Sources further said that the Chinese army destroyed foot bridge, but there was no faceoff with Indian forces. “By the time, the Army and ITBP troops came, the PLA soldiers had left,” sources added. Amid the reports, chief minister Pushkar Singh Dhami has said that the government has “no such information.”
This comes even as military confrontation in eastern Ladakh continues into 17 months. A Times of India report had quoted their sources as saying that the latest surveillance and intelligence reports show the People’s Liberation Army has constructed “new modular container-based accommodations” for its soldiers in “at least eight more forward locations” along the Line of Actual Control (LAC) opposite eastern Ladakh.
Both India and China continue to maintain around 50,000 soldiers each, backed by howitzers, tanks and surface-to-air missile systems in the “immediate depth areas” along the LAC in eastern Ladakh.
Amidst the uneasy calm, both armies have been regularly rotating their troops due to the harsh terrain and oxygen deprivation in the high-altitude area, while deploying aircraft and drones to keep tabs on each other.
The border standoff between the Indian and Chinese armies erupted in May last year following a violent clash in the Pangong lake area and both sides gradually enhanced their deployment by rushing in tens of thousands of soldiers as well as heavy weaponry.
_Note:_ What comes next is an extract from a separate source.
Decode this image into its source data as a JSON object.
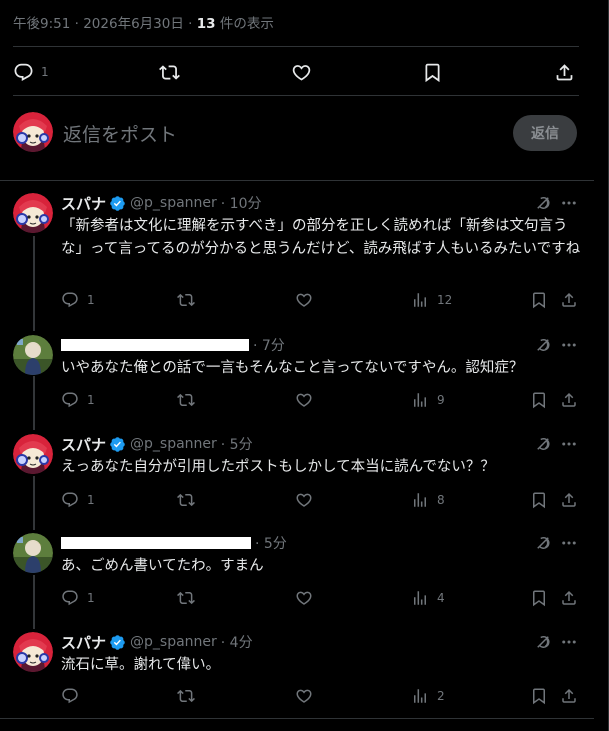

As a result of a series of military and diplomatic talks, the two sides completed the withdrawal of troops and weapons from the north and south banks of the Pangong lake in February.
A similar disengagement process was carried out in the Gogra area last month, in a significant forward movement towards the restoration of peace and tranquillity in the region.